After five albums (six if you include the 2002’s OK Calculator experiment prior to becoming a full band), you’re in a kinda personal relationship with a band. It’s a long term thing - by now you’re either hungry for that thrill of new aspects to their sound, or just happy they’re still around.
This is an album that may not have been made, as it’s their first since the tragic early death loss of bassist, Gerard Smith, at 36. After much soul searching and uncertainty about their own future, TV On The Radio decided to continue as a tribute to their friend, with Jaleel Bunton touchingly swapping his role in the band from drummer to bassist, a strength found from within. The two standalone tracks released last year, “Mercy” and “Million Miles”, showed a band undergoing a period of revitalisation, especially after their 2011 long player, Nine Types of Light, was such a subdued affair.

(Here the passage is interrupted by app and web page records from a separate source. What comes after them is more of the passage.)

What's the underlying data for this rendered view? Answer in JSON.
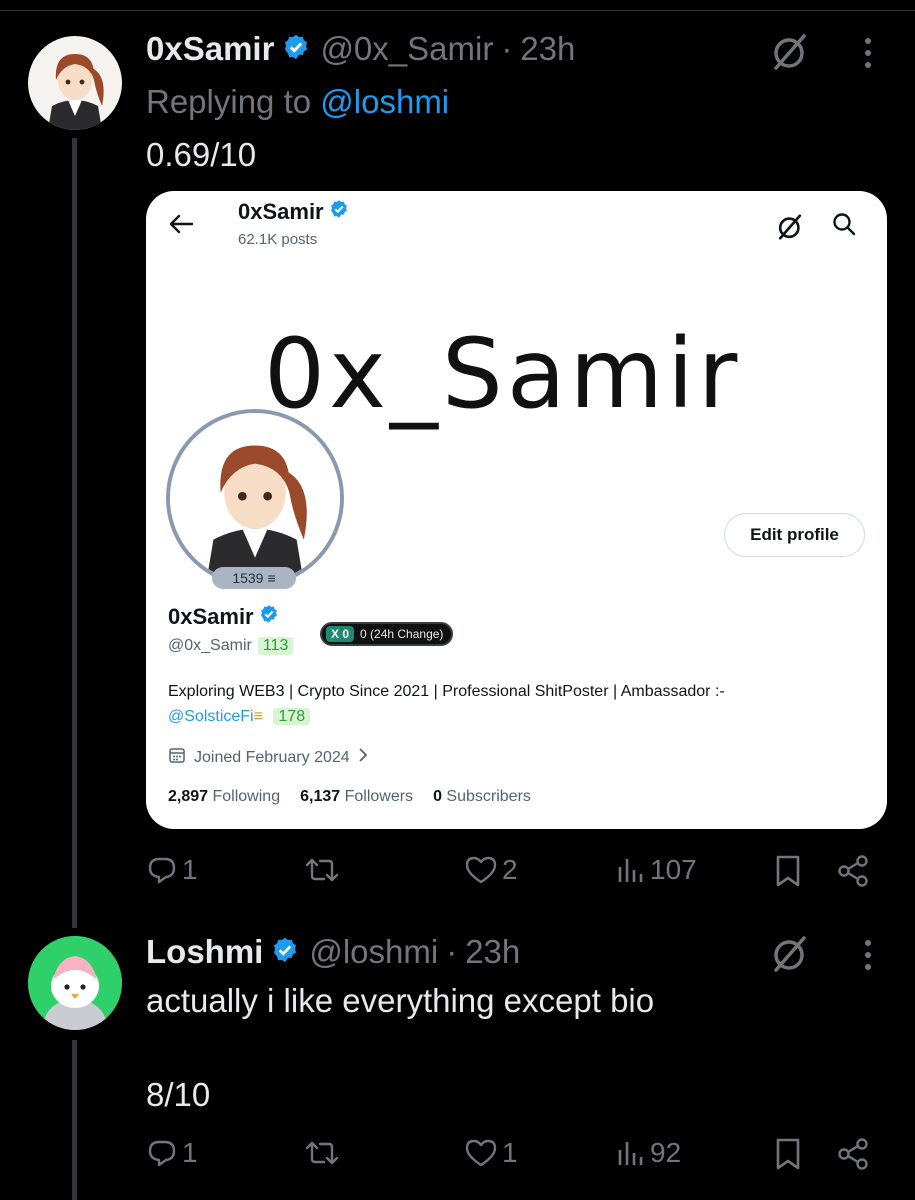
{
  "tweet1": {
    "display_name": "0xSamir",
    "handle": "@0x_Samir",
    "time": "23h",
    "replying_prefix": "Replying to",
    "replying_handle": "@loshmi",
    "text": "0.69/10",
    "card": {
      "name": "0xSamir",
      "posts": "62.1K posts",
      "banner_text": "0x_Samir",
      "avatar_badge": "1539",
      "edit_profile": "Edit profile",
      "display_name": "0xSamir",
      "handle": "@0x_Samir",
      "handle_score": "113",
      "change_x": "X 0",
      "change_text": "0 (24h Change)",
      "bio_text": "Exploring WEB3 | Crypto Since 2021 | Professional ShitPoster  | Ambassador :-",
      "bio_link": "@SolsticeFi",
      "bio_score": "178",
      "joined": "Joined February 2024",
      "following_count": "2,897",
      "following_label": "Following",
      "followers_count": "6,137",
      "followers_label": "Followers",
      "subscribers_count": "0",
      "subscribers_label": "Subscribers"
    },
    "actions": {
      "replies": "1",
      "likes": "2",
      "views": "107"
    }
  },
  "tweet2": {
    "display_name": "Loshmi",
    "handle": "@loshmi",
    "time": "23h",
    "text_line1": "actually i like everything except bio",
    "text_line2": "8/10",
    "actions": {
      "replies": "1",
      "likes": "1",
      "views": "92"
    }
  },
  "colors": {
    "accent": "#1d9bf0",
    "muted": "#71767b",
    "background": "#000000"
  },
  "icons": [
    "grok-icon",
    "more-icon",
    "verified-icon",
    "reply-icon",
    "repost-icon",
    "like-icon",
    "views-icon",
    "bookmark-icon",
    "share-icon",
    "back-arrow-icon",
    "search-icon",
    "calendar-icon"
  ]
}
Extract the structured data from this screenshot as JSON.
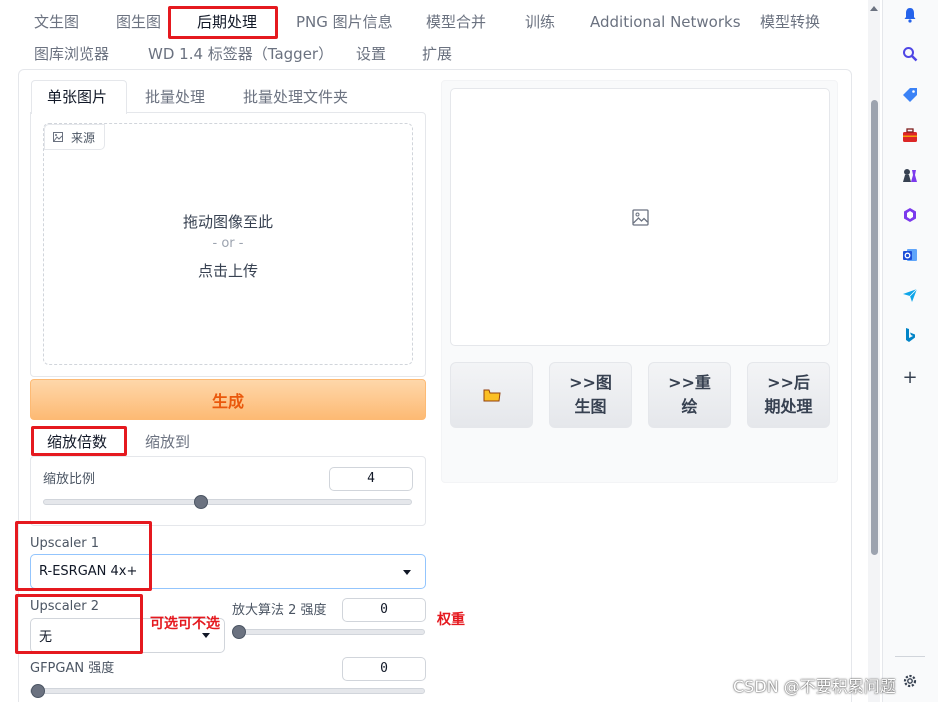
{
  "nav": {
    "row1": [
      "文生图",
      "图生图",
      "后期处理",
      "PNG 图片信息",
      "模型合并",
      "训练",
      "Additional Networks",
      "模型转换"
    ],
    "row2": [
      "图库浏览器",
      "WD 1.4 标签器（Tagger）",
      "设置",
      "扩展"
    ]
  },
  "left": {
    "tabs": [
      "单张图片",
      "批量处理",
      "批量处理文件夹"
    ],
    "source_label": "来源",
    "drop_text": "拖动图像至此",
    "or_text": "- or -",
    "upload_text": "点击上传",
    "generate_label": "生成",
    "scale_tabs": [
      "缩放倍数",
      "缩放到"
    ],
    "scale_ratio_label": "缩放比例",
    "scale_ratio_value": "4",
    "scale_ratio_fraction": 0.425,
    "upscaler1_label": "Upscaler 1",
    "upscaler1_value": "R-ESRGAN 4x+",
    "upscaler2_label": "Upscaler 2",
    "upscaler2_value": "无",
    "upscaler2_strength_label": "放大算法 2 强度",
    "upscaler2_strength_value": "0",
    "gfpgan_label": "GFPGAN 强度",
    "gfpgan_value": "0"
  },
  "right": {
    "folder_icon": "folder-icon",
    "buttons": [
      ">>图生图",
      ">>重绘",
      ">>后期处理"
    ],
    "button_lines": [
      [
        ">>图",
        "生图"
      ],
      [
        ">>重",
        "绘"
      ],
      [
        ">>后",
        "期处理"
      ]
    ]
  },
  "annotations": {
    "optional": "可选可不选",
    "weight": "权重"
  },
  "watermark": "CSDN @不要积累问题"
}
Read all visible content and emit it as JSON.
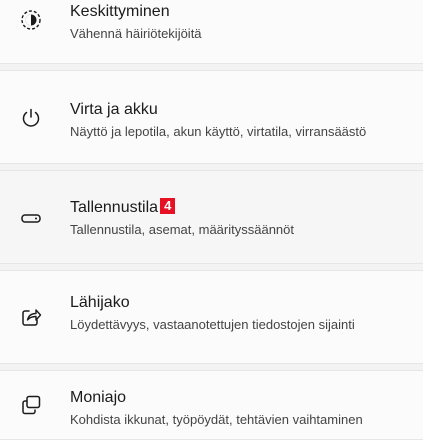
{
  "items": [
    {
      "icon": "focus-icon",
      "title": "Keskittyminen",
      "subtitle": "Vähennä häiriötekijöitä"
    },
    {
      "icon": "power-icon",
      "title": "Virta ja akku",
      "subtitle": "Näyttö ja lepotila, akun käyttö, virtatila, virransäästö"
    },
    {
      "icon": "storage-icon",
      "title": "Tallennustila",
      "badge": "4",
      "subtitle": "Tallennustila, asemat, määrityssäännöt"
    },
    {
      "icon": "share-icon",
      "title": "Lähijako",
      "subtitle": "Löydettävyys, vastaanotettujen tiedostojen sijainti"
    },
    {
      "icon": "multitasking-icon",
      "title": "Moniajo",
      "subtitle": "Kohdista ikkunat, työpöydät, tehtävien vaihtaminen"
    }
  ],
  "colors": {
    "badge": "#e81123",
    "background": "#f3f3f3",
    "card": "#fbfbfb"
  }
}
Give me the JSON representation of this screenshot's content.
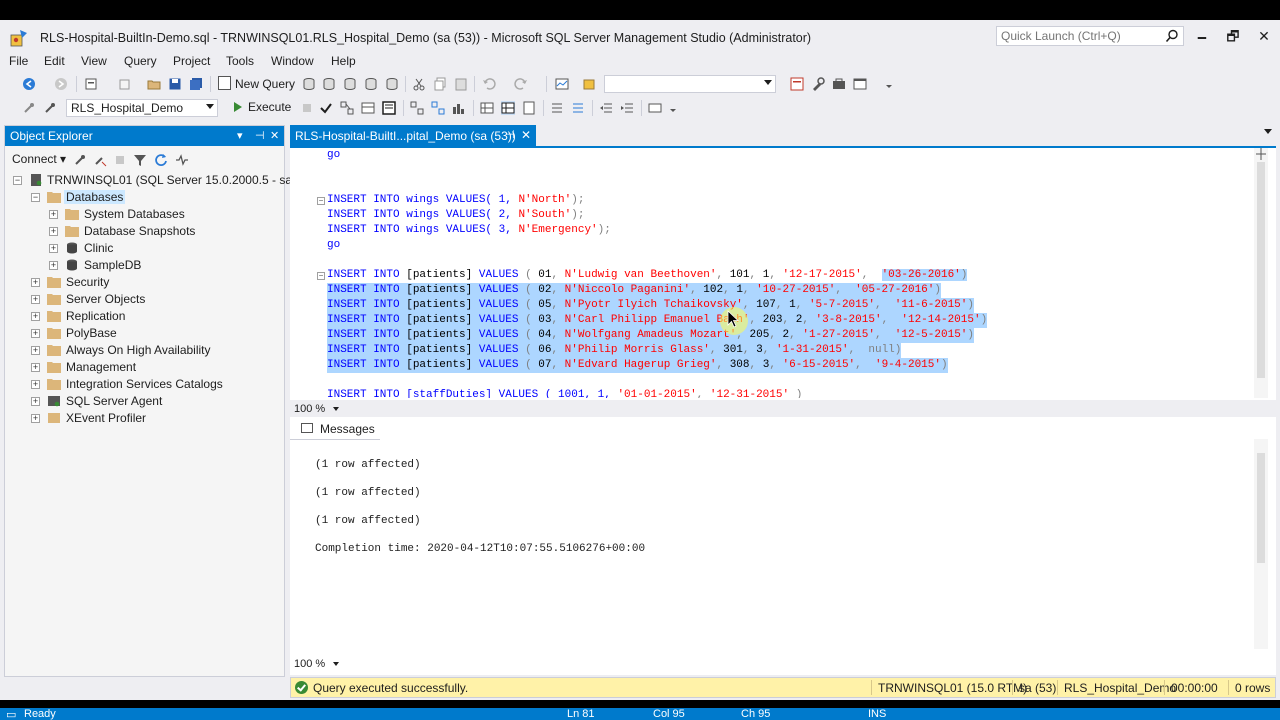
{
  "window": {
    "title": "RLS-Hospital-BuiltIn-Demo.sql - TRNWINSQL01.RLS_Hospital_Demo (sa (53)) - Microsoft SQL Server Management Studio (Administrator)",
    "quick_launch_placeholder": "Quick Launch (Ctrl+Q)",
    "minimize": "🗕",
    "maximize": "🗗",
    "close": "✕"
  },
  "menu": [
    "File",
    "Edit",
    "View",
    "Query",
    "Project",
    "Tools",
    "Window",
    "Help"
  ],
  "toolbar": {
    "new_query": "New Query",
    "database": "RLS_Hospital_Demo",
    "execute": "Execute"
  },
  "object_explorer": {
    "title": "Object Explorer",
    "pin": "⊣",
    "close": "✕",
    "dropdown": "▾",
    "connect": "Connect",
    "server": "TRNWINSQL01 (SQL Server 15.0.2000.5 - sa)",
    "databases": "Databases",
    "db_children": [
      "System Databases",
      "Database Snapshots",
      "Clinic",
      "SampleDB"
    ],
    "server_children": [
      "Security",
      "Server Objects",
      "Replication",
      "PolyBase",
      "Always On High Availability",
      "Management",
      "Integration Services Catalogs",
      "SQL Server Agent",
      "XEvent Profiler"
    ]
  },
  "document_tab": {
    "label": "RLS-Hospital-BuiltI...pital_Demo (sa (53))",
    "pin": "⊣",
    "close": "✕"
  },
  "editor": {
    "go1": "go",
    "wings": [
      {
        "prefix": "INSERT INTO wings VALUES( 1, ",
        "str": "N'North'",
        "suffix": ");"
      },
      {
        "prefix": "INSERT INTO wings VALUES( 2, ",
        "str": "N'South'",
        "suffix": ");"
      },
      {
        "prefix": "INSERT INTO wings VALUES( 3, ",
        "str": "N'Emergency'",
        "suffix": ");"
      }
    ],
    "go2": "go",
    "patients": [
      {
        "id": "01",
        "name": "N'Ludwig van Beethoven'",
        "room": "101",
        "wing": "1",
        "start": "'12-17-2015'",
        "end": "'03-26-2016'"
      },
      {
        "id": "02",
        "name": "N'Niccolo Paganini'",
        "room": "102",
        "wing": "1",
        "start": "'10-27-2015'",
        "end": "'05-27-2016'"
      },
      {
        "id": "05",
        "name": "N'Pyotr Ilyich Tchaikovsky'",
        "room": "107",
        "wing": "1",
        "start": "'5-7-2015'",
        "end": "'11-6-2015'"
      },
      {
        "id": "03",
        "name": "N'Carl Philipp Emanuel Bach'",
        "room": "203",
        "wing": "2",
        "start": "'3-8-2015'",
        "end": "'12-14-2015'"
      },
      {
        "id": "04",
        "name": "N'Wolfgang Amadeus Mozart'",
        "room": "205",
        "wing": "2",
        "start": "'1-27-2015'",
        "end": "'12-5-2015'"
      },
      {
        "id": "06",
        "name": "N'Philip Morris Glass'",
        "room": "301",
        "wing": "3",
        "start": "'1-31-2015'",
        "end": "null"
      },
      {
        "id": "07",
        "name": "N'Edvard Hagerup Grieg'",
        "room": "308",
        "wing": "3",
        "start": "'6-15-2015'",
        "end": "'9-4-2015'"
      }
    ],
    "staff_line": {
      "prefix": "INSERT INTO [staffDuties] VALUES ( 1001, 1, ",
      "s1": "'01-01-2015'",
      "s2": "'12-31-2015'",
      "suffix": " )"
    },
    "zoom": "100 %"
  },
  "messages": {
    "tab": "Messages",
    "lines": [
      "(1 row affected)",
      "(1 row affected)",
      "(1 row affected)"
    ],
    "completion": "Completion time: 2020-04-12T10:07:55.5106276+00:00",
    "zoom": "100 %"
  },
  "query_status": {
    "text": "Query executed successfully.",
    "server": "TRNWINSQL01 (15.0 RTM)",
    "user": "sa (53)",
    "db": "RLS_Hospital_Demo",
    "time": "00:00:00",
    "rows": "0 rows"
  },
  "vs_status": {
    "ready": "Ready",
    "ln": "Ln 81",
    "col": "Col 95",
    "ch": "Ch 95",
    "ins": "INS"
  },
  "colors": {
    "accent": "#007acc",
    "selection": "#add6ff",
    "keyword": "#0000ff",
    "string": "#ff0000",
    "success_bar": "#fff2a8"
  }
}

The gradual shift of TV On The Radio’s music from scuzzy art-rock to sleek pop has coincided with the band’s guitarist Dave Sitek’s ongoing rise as a ‘go to’ producer: Yeah Yeah Yeahs, Foals and Cerebral Ballzy have all received the Sitek golden touch, his skill was a perfect accompaniment to this year's lip-smackingly good Food album from Kelis, and he even managed to extract a decent song out of a Liam Gallagher’s Beady Eye (albeit just one).
With TVOTR already proven to be a suckers for a love song, Seeds is awash with the stuff. The first words hollered are “How much do I love you/How much do we try/To set into motion /A love divine?” on the opening “Quartz”. It's a vocal yearning from Tunde Adebimpe backed with some of their most lassic sounds: doo-woop vocals, jittery beats, weird clanking sounds, sampled cowbells, kitchen sinks, their usual kind of thing.
“Careful You” and “Could You” are also cut from the same cloth, the former a mid-paced, dirty electronic mood peace (a revisit to their classic “Halfway Home” cut, while the latter has dual vocalist Kyp Malone pleading "Could you love somebody/Could open up your heart?") over gorgeous Rickenbacker guitar chimes reminiscent of The Byrds, concluding with parping horns which scream triumph. This is TVOTR at their cleanest; the grimy synths that made tracks like “Wolf Like Me” or “Young Liars” so essential are a million miles from the approach here, but still, these tunes could never be mistaken as ones from a different band.
The nearest thing to their sound of old appears on “Love Stained”, which also happens to be the absolute peak of the album. Musically sullen with skeletal post-punk guitar lines, washes of synth and monotone organ notes, it’s lyrical uplift proving to be an entrancing juxtaposition with a gorgeous impassioned croon from Malone, declaring “In the middle of the light, just wanna be your darlin’/Runnin’ by your side, let me play along”. It's epic and ever so slightly emotional.
There is, of course, space for dumb punk tracks too; “Winter” is prowling and minimal with crunching guitars backed with that “We Will Rock You” boom-boom-tish drum pattern, whilst “Lazerray” rocks harder than they ever have done. TVOTR remain enemies of genre boundaries, it’s all here, electronica, rock, pop, indie, dubstep, R’N’B, Hip Hop, shattered and pieced back together with eyes tightly shut.
This collection of tracks is pretty much a continuation of Nine Types of Light, and their 2008 breakthrough, Dear Science - tracks on all three albums are pretty interchangeable. This could be dismissed as a band who longer seek new sonic ventures, and true, there are no moments of ‘what the hell was that?’‘ which made 2004’s Desperate Youth, Blood Thirsty Babes and 2006’s Return To Cookie Mountain such refreshing new slants on rock music, no more My Bloody Valentine mixed by The Bomb Squad sounds, no Prince fronting Sonic Youth (con)fusion. But Seeds is a very strong album, even if it may alienate fans of their older synth-led doom-gaze sound. Their loss - this is a triumph that has risen from tragedy, a glittering testament to a fallen band mate who has been done proud.